It started when both presidents were asked about human rights in China. Mr. Obama answered but, in a confusing moment, Mr. Hu did not. Instead, the translator began translating Mr. Obama's answer. Then they went on to another question. So another U.S. reporter asked the human rights question again, hinting the Chinese president might have tried to avoid it.

President Hu was not amused: "First, I would like to clarify, because of the technical translation and interpretation problem, I did not hear the question about the human rights," he said. "What I know was that he was asking a question directed at President Obama. As you raise this question, and I heard the question properly, certainly I'm in a position to answer that question."

And he did.

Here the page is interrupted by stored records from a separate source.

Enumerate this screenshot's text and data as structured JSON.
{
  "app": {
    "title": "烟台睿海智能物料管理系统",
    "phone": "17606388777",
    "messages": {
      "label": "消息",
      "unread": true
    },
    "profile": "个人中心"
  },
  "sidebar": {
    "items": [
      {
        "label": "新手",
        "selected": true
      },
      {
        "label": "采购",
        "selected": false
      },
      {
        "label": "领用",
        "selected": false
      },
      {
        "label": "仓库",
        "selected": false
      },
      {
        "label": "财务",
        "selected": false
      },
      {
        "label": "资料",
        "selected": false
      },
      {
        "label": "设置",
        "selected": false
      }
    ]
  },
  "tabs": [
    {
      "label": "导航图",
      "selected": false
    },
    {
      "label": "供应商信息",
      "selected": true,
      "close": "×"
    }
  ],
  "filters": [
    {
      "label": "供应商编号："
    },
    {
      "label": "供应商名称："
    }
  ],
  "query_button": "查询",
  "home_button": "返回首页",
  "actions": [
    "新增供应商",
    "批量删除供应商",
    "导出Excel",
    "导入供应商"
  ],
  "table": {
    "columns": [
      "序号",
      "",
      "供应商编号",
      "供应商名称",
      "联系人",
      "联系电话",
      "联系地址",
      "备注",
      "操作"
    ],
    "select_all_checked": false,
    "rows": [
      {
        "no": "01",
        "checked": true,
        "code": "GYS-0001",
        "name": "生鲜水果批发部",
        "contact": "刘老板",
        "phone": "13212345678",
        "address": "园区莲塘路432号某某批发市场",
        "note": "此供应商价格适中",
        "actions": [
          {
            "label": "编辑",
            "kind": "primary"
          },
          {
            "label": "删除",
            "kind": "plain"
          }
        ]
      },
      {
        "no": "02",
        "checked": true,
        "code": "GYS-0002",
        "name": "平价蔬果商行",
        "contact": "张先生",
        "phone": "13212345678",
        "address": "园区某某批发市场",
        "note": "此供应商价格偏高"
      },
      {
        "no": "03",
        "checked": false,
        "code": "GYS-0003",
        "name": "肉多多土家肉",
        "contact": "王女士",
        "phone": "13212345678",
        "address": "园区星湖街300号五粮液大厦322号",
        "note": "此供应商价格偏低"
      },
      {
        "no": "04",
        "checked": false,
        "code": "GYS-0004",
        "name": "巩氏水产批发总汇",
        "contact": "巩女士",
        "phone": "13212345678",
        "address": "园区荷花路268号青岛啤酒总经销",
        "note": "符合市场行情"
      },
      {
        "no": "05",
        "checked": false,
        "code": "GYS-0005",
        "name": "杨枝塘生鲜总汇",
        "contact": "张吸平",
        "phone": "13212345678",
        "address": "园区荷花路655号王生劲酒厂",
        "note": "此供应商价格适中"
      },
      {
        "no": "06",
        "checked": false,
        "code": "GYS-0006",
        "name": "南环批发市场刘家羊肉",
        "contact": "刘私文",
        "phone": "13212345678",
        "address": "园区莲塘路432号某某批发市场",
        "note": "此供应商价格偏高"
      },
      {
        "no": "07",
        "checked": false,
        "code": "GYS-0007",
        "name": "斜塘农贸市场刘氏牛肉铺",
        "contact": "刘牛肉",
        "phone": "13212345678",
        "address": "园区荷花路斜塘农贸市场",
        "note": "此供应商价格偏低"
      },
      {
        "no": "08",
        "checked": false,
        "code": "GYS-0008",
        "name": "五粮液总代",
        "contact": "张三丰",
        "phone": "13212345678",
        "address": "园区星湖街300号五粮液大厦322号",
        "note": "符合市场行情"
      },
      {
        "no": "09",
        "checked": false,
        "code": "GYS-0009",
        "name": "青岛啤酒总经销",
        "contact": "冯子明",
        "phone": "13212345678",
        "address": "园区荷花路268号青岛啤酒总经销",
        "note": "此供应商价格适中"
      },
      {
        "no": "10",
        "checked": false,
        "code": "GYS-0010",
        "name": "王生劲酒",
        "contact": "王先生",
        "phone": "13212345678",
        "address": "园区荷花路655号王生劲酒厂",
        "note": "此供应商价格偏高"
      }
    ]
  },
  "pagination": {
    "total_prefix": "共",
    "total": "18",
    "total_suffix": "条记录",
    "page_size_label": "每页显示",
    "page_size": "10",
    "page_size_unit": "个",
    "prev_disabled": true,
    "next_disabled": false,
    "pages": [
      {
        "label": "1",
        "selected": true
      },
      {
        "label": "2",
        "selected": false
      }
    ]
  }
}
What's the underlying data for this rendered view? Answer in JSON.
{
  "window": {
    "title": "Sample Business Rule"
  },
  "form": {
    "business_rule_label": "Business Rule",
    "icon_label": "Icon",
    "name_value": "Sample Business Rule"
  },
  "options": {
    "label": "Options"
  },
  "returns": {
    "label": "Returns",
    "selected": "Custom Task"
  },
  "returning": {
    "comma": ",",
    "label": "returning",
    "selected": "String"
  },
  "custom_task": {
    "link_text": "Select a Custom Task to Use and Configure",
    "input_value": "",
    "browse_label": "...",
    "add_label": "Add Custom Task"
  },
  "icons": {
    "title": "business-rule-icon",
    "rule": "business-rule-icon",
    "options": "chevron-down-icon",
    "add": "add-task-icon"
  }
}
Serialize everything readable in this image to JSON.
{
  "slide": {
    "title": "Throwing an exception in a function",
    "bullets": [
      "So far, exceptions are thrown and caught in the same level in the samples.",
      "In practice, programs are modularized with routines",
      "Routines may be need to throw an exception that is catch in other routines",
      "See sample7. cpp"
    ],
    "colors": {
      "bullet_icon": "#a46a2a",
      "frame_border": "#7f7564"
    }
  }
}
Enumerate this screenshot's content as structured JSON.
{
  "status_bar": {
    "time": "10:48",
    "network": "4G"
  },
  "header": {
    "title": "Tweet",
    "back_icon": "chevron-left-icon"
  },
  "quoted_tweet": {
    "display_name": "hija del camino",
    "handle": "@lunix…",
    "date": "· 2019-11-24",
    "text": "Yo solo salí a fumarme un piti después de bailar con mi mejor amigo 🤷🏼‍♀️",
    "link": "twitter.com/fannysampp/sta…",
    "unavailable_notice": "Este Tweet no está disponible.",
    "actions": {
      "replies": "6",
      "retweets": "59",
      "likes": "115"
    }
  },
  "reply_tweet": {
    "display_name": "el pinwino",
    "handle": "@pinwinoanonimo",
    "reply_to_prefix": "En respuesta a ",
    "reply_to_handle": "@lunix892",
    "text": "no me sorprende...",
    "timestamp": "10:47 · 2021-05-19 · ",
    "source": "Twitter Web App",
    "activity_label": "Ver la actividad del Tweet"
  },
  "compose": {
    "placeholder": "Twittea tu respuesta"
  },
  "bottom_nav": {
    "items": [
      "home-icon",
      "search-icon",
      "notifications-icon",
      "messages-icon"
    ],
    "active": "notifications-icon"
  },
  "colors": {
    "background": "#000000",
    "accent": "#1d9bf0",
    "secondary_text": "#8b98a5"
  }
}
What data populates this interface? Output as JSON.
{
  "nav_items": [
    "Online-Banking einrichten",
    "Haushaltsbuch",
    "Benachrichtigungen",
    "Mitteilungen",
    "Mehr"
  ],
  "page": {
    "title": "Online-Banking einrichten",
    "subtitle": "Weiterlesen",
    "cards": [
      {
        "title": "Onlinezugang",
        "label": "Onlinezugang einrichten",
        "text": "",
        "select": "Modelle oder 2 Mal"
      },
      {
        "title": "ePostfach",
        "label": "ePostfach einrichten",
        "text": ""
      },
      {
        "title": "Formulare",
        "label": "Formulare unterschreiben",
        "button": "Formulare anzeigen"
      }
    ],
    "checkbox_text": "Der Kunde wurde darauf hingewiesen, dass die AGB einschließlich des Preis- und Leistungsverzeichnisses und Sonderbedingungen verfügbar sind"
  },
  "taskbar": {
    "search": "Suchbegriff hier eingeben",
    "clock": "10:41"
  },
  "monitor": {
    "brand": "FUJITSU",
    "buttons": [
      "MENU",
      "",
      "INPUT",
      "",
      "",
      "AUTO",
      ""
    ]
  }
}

For long stretches in the press conference the two leaders stood by, awkwardly waiting for the translation.

At one point, a Chinese reporter chimed in, chiding the translators: "Because of the on-and-off interpretation from the simultaneous booths, I would like to ask the Chinese consecutive interpreter to interpret my two questions correctly and accurately."

When it was all over, Mr. Obama, his Mandarin language lesson over, apologized: "All right, everybody. Thank you so much for your patience, due to the technical difficulties."

The White House later told CNN that it was the Chinese who requested the type of translation used: "consecutive" in which the speaker says his piece, then waits for it to be translated. All it requires, it seems is a little patience.

Filed under: President Obama • White House
soundoff (7 Responses)
  1. Comedian Rush Limbaugh mocked the Chinese language today . . .

    demonstrating his civility, good taste and moderation once again

    January 19, 2011 07:30 pm at 7:30 pm |
  2. Claudia, Houston, Tx

    That's why he's called President Obama, he's as saavy and sharp as they come, knowing what to say and when to shut it down.

    January 19, 2011 07:39 pm at 7:39 pm |
  3. oldguy

    "When it was all over, Mr. Obama, his Mandarin language lesson over, apologized: 'All right, everybody. Thank you so much for your patience, due to the technical difficulties'."

    Where in the heck did THAT come from? The story is about mis-cues. Nothing about mis-interpretation of Mandarin... The quality of the writing and editing on these CNN website stories is really incompetent on a day-to-day basis.

    January 19, 2011 08:34 pm at 8:34 pm |
  4. George

    You ever notice how those Chinese interpreters always "look" Chinese? So how can ya trust em? China has way too many people for them to be nit picking themselves about human rights. They can't afford to have political dissenters running around stirring up trouble, and considering the age of the country and people,if I were Chinese, I would be offended by the infant USA telling me how to run my society.

    January 19, 2011 11:00 pm at 11:00 pm |
  5. J.V.Hodgson

    I am completely at a loss as to why this is considered so important and news worthy.
    Hu Jintao's answer in the end was a perfectly reasonable response.
    Why was it not part of this report.
    Regards ,

    January 20, 2011 12:28 am at 12:28 am |
  6. jules sand-perkins

    Like it or not, the USA will be closely related to China for a long time. It's fine with me: I like silk and friendly dogs bred for palace use.
    Instead of throwing ignorantly devised terms like "dictator" at our neighbors, as Harry Reid tried to pull off, it would be to our advantage to examine China's long cultural history in relationship to "human rights," the issue of the "translation" confusion.
    It is helpful to compare
    America's Puritanical heritage, as exemplified by Baptist-church protests against homosexuals at military funerals, to Chinese yin/yang concepts and their often gender-neutral literature in relationship to such human rights issues as gay marriage, the need for population control, and abortion in our separate but powerful nations.
    There's a lot more to China than Mao's Little Red Book: it's enormously helpful to be able to talk to others, and not to dismiss any complex item as "lost in translation."

    January 20, 2011 06:15 am at 6:15 am |
  7. vikingslost

    Thank you President Obama for receiving President Hu Jintao of China in a most gracious and hospitable way.

    This has been the first time in 13 years that China participated in the U.S. in such a fashion.

    Though there are some differences between the countries in human rights, Hu Jintao did say that China is at a different stage in its development than America. President Obama has brought the two countries closer together which in no way can be construed as negative.

    January 20, 2011 07:41 am at 7:41 am |